In the entries below, how many lines include "plugins"? Reply with the number and nothing more.

(Element data from apps and pages)

_ _ _ _ _ _ _

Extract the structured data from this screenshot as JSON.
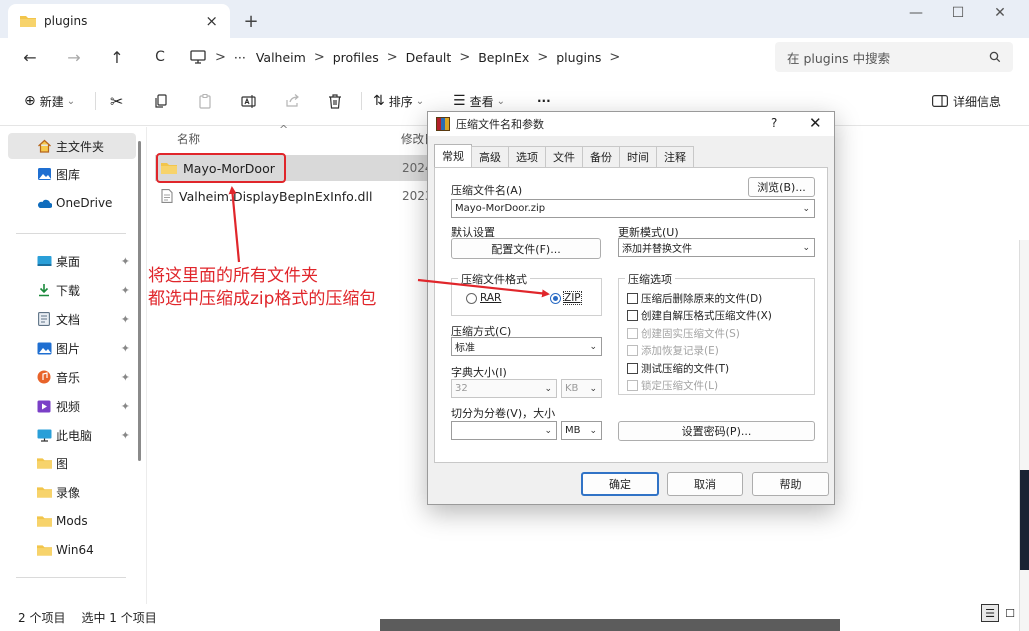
{
  "window": {
    "tab_title": "plugins",
    "tab_close": "×",
    "new_tab": "+",
    "minimize": "—",
    "maximize": "☐",
    "close": "✕"
  },
  "nav": {
    "back": "←",
    "forward": "→",
    "up": "↑",
    "refresh": "C",
    "more": "···",
    "breadcrumbs": [
      "Valheim",
      "profiles",
      "Default",
      "BepInEx",
      "plugins"
    ],
    "sep": ">",
    "search_placeholder": "在 plugins 中搜索"
  },
  "toolbar": {
    "new_label": "新建",
    "sort_label": "排序",
    "view_label": "查看",
    "more_label": "···",
    "details_label": "详细信息",
    "dropdown": "⌄"
  },
  "sidebar": {
    "top": [
      {
        "label": "主文件夹",
        "icon": "home-icon"
      },
      {
        "label": "图库",
        "icon": "gallery-icon"
      },
      {
        "label": "OneDrive",
        "icon": "onedrive-icon"
      }
    ],
    "pinned": [
      {
        "label": "桌面",
        "icon": "desktop-icon"
      },
      {
        "label": "下载",
        "icon": "download-icon"
      },
      {
        "label": "文档",
        "icon": "documents-icon"
      },
      {
        "label": "图片",
        "icon": "pictures-icon"
      },
      {
        "label": "音乐",
        "icon": "music-icon"
      },
      {
        "label": "视频",
        "icon": "video-icon"
      },
      {
        "label": "此电脑",
        "icon": "this-pc-icon"
      },
      {
        "label": "图",
        "icon": "folder-icon"
      },
      {
        "label": "录像",
        "icon": "folder-icon"
      },
      {
        "label": "Mods",
        "icon": "folder-icon"
      },
      {
        "label": "Win64",
        "icon": "folder-icon"
      }
    ]
  },
  "content": {
    "col_name": "名称",
    "col_modified": "修改日",
    "files": [
      {
        "name": "Mayo-MorDoor",
        "date": "2024",
        "type": "folder"
      },
      {
        "name": "Valheim.DisplayBepInExInfo.dll",
        "date": "2023",
        "type": "file"
      }
    ]
  },
  "annotation": {
    "line1": "将这里面的所有文件夹",
    "line2": "都选中压缩成zip格式的压缩包"
  },
  "status": {
    "items": "2 个项目",
    "selected": "选中 1 个项目"
  },
  "dialog": {
    "title": "压缩文件名和参数",
    "help": "?",
    "close": "✕",
    "tabs": [
      "常规",
      "高级",
      "选项",
      "文件",
      "备份",
      "时间",
      "注释"
    ],
    "archive_name_label": "压缩文件名(A)",
    "archive_name_value": "Mayo-MorDoor.zip",
    "browse_label": "浏览(B)...",
    "default_profile_label": "默认设置",
    "profiles_button": "配置文件(F)...",
    "update_mode_label": "更新模式(U)",
    "update_mode_value": "添加并替换文件",
    "format_group": "压缩文件格式",
    "format_rar": "RAR",
    "format_zip": "ZIP",
    "options_group": "压缩选项",
    "options": [
      {
        "label": "压缩后删除原来的文件(D)",
        "enabled": true
      },
      {
        "label": "创建自解压格式压缩文件(X)",
        "enabled": true
      },
      {
        "label": "创建固实压缩文件(S)",
        "enabled": false
      },
      {
        "label": "添加恢复记录(E)",
        "enabled": false
      },
      {
        "label": "测试压缩的文件(T)",
        "enabled": true
      },
      {
        "label": "锁定压缩文件(L)",
        "enabled": false
      }
    ],
    "method_label": "压缩方式(C)",
    "method_value": "标准",
    "dict_label": "字典大小(I)",
    "dict_value": "32",
    "dict_unit": "KB",
    "split_label": "切分为分卷(V)，大小",
    "split_unit": "MB",
    "password_button": "设置密码(P)...",
    "ok": "确定",
    "cancel": "取消",
    "help_button": "帮助"
  },
  "colors": {
    "annotation_red": "#e0262b",
    "accent_blue": "#2b6cc4",
    "folder_yellow": "#f2c54b"
  }
}
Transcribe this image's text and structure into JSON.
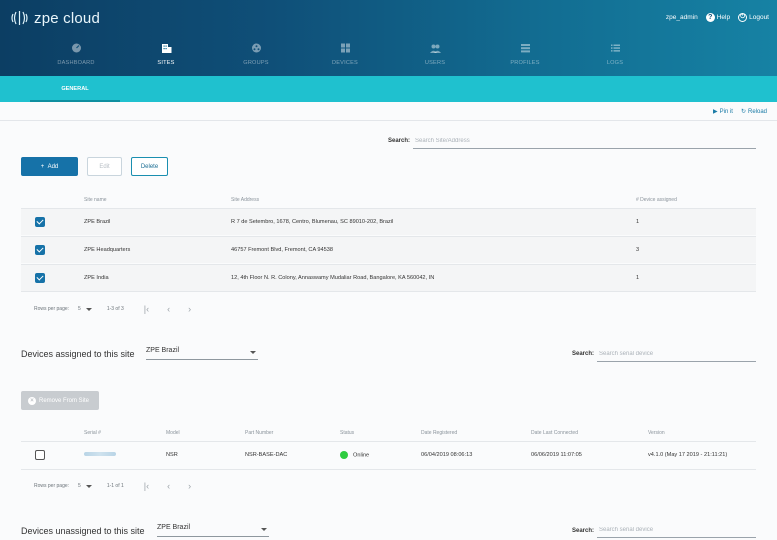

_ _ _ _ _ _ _

> _Result of this exercise_:
3